**What to work on**
Copy out each line below exactly as it appears.

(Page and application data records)
++++++++

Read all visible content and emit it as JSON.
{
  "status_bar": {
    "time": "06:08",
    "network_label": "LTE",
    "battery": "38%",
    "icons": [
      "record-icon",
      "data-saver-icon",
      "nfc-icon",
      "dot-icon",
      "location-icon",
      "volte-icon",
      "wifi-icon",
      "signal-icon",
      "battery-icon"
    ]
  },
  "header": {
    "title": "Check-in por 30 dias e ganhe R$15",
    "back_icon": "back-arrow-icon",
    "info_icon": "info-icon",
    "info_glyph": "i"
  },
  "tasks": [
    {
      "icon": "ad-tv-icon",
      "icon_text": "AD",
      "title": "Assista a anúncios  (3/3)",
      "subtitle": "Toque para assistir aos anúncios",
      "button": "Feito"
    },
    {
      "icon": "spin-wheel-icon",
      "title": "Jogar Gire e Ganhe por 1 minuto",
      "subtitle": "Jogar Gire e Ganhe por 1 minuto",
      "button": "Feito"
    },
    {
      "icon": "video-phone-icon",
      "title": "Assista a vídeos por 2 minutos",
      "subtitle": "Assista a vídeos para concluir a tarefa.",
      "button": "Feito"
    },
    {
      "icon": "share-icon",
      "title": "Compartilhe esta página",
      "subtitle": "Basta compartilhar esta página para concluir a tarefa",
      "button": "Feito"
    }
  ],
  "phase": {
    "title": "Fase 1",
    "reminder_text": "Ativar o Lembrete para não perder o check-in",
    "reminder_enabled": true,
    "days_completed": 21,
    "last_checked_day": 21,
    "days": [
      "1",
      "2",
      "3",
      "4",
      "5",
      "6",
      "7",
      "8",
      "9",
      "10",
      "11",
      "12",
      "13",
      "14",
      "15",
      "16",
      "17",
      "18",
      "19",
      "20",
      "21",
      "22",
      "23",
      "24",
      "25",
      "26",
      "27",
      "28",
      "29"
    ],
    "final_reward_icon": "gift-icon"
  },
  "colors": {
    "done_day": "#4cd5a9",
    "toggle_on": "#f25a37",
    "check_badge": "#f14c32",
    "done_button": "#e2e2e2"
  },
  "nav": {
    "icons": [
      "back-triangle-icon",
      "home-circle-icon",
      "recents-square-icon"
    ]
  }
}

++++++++

**Output**
Read all visible content and emit it as JSON.
{
  "status_bar": {
    "time": "06:08",
    "network_label": "LTE",
    "battery": "38%",
    "icons": [
      "record-icon",
      "data-saver-icon",
      "nfc-icon",
      "dot-icon",
      "location-icon",
      "volte-icon",
      "wifi-icon",
      "signal-icon",
      "battery-icon"
    ]
  },
  "header": {
    "title": "Check-in por 30 dias e ganhe R$15",
    "back_icon": "back-arrow-icon",
    "info_icon": "info-icon",
    "info_glyph": "i"
  },
  "tasks": [
    {
      "icon": "ad-tv-icon",
      "icon_text": "AD",
      "title": "Assista a anúncios  (3/3)",
      "subtitle": "Toque para assistir aos anúncios",
      "button": "Feito"
    },
    {
      "icon": "spin-wheel-icon",
      "title": "Jogar Gire e Ganhe por 1 minuto",
      "subtitle": "Jogar Gire e Ganhe por 1 minuto",
      "button": "Feito"
    },
    {
      "icon": "video-phone-icon",
      "title": "Assista a vídeos por 2 minutos",
      "subtitle": "Assista a vídeos para concluir a tarefa.",
      "button": "Feito"
    },
    {
      "icon": "share-icon",
      "title": "Compartilhe esta página",
      "subtitle": "Basta compartilhar esta página para concluir a tarefa",
      "button": "Feito"
    }
  ],
  "phase": {
    "title": "Fase 1",
    "reminder_text": "Ativar o Lembrete para não perder o check-in",
    "reminder_enabled": true,
    "days_completed": 21,
    "last_checked_day": 21,
    "days": [
      "1",
      "2",
      "3",
      "4",
      "5",
      "6",
      "7",
      "8",
      "9",
      "10",
      "11",
      "12",
      "13",
      "14",
      "15",
      "16",
      "17",
      "18",
      "19",
      "20",
      "21",
      "22",
      "23",
      "24",
      "25",
      "26",
      "27",
      "28",
      "29"
    ],
    "final_reward_icon": "gift-icon"
  },
  "colors": {
    "done_day": "#4cd5a9",
    "toggle_on": "#f25a37",
    "check_badge": "#f14c32",
    "done_button": "#e2e2e2"
  },
  "nav": {
    "icons": [
      "back-triangle-icon",
      "home-circle-icon",
      "recents-square-icon"
    ]
  }
}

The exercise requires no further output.